As I was researching this topic of assertiveness, I realized there is a stigma that needs to be addressed. Assertiveness is not aggression. Assertiveness is also not passivity. What assertiveness is is the seeking of mutual gain through healthy confrontation. It seems that naturally more passive people think that assertive people are aggressive, and, interestingly, it seems also that naturally more aggressive people think less-than-bold assertive people are passive. It’s a strange continuum, but regardless, you want to be at the assertive stage in that line.

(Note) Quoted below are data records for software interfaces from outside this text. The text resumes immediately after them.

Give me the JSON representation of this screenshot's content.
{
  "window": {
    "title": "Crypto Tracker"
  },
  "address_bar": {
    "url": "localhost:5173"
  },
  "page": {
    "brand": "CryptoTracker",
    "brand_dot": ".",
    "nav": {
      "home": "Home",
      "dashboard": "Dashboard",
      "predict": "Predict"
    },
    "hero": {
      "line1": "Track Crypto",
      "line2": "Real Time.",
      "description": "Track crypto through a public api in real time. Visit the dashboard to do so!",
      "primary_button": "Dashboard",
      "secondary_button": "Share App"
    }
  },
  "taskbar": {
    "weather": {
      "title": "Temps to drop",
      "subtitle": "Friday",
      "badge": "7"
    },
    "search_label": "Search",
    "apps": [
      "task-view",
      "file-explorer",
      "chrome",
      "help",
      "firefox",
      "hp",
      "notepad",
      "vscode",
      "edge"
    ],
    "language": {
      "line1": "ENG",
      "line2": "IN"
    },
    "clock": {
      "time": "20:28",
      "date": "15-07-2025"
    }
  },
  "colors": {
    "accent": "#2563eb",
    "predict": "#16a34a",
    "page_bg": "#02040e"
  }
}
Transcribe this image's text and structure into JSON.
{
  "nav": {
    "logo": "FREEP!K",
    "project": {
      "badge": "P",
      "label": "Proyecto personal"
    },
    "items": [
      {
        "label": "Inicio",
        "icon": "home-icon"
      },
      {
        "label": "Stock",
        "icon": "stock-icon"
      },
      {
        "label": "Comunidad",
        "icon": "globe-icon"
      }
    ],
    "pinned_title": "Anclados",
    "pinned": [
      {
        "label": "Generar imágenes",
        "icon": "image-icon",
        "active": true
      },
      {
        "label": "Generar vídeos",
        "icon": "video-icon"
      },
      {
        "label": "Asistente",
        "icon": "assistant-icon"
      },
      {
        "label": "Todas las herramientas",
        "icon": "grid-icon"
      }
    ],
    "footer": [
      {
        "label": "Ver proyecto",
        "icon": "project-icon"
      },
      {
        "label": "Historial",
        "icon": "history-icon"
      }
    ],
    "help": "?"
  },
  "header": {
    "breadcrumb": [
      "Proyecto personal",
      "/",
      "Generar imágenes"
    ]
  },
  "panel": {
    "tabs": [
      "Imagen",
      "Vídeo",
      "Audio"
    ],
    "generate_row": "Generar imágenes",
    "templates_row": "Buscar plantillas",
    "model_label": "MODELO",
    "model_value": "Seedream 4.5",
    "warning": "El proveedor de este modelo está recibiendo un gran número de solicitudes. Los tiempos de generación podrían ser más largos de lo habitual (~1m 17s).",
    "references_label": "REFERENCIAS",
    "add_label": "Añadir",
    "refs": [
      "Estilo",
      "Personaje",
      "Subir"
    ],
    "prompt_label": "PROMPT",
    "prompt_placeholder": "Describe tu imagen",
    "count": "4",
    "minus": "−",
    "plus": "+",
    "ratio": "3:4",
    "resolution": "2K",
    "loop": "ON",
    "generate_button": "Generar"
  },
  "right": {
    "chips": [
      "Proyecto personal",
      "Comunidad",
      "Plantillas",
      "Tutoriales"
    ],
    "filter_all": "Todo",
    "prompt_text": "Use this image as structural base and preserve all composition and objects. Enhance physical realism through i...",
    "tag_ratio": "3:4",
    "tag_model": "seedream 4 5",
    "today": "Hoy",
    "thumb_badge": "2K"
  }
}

So why is assertiveness important? We live in a very demanding world. Other people are demanding of our time and resources, and often, the return on your investment in those situations can be very low. Sometimes it will pay off, but I believe that a majority of the time, you will lose out. Assertiveness is the ability to say “no” to something good so you can say “yes” to something better. Assertiveness is your protection from people walking over you like a door mat.
This is where the quote for the week comes into play. Assertiveness is an important skill in relationships, but it is not a manipulative one. It’s important that, in negotiations, debates, and other “joint undertakings,” both parties benefit. Assertiveness does not allow for one person or the other to end up with the short end of the stick – it is designed so that the two people in a relationship get as close to an equal share of the stick as possible without any substantial, one-sided sacrifice.
Are you an assertive person? What can you do to become more assertive about your needs and desires? Are you too passive? Too aggressive?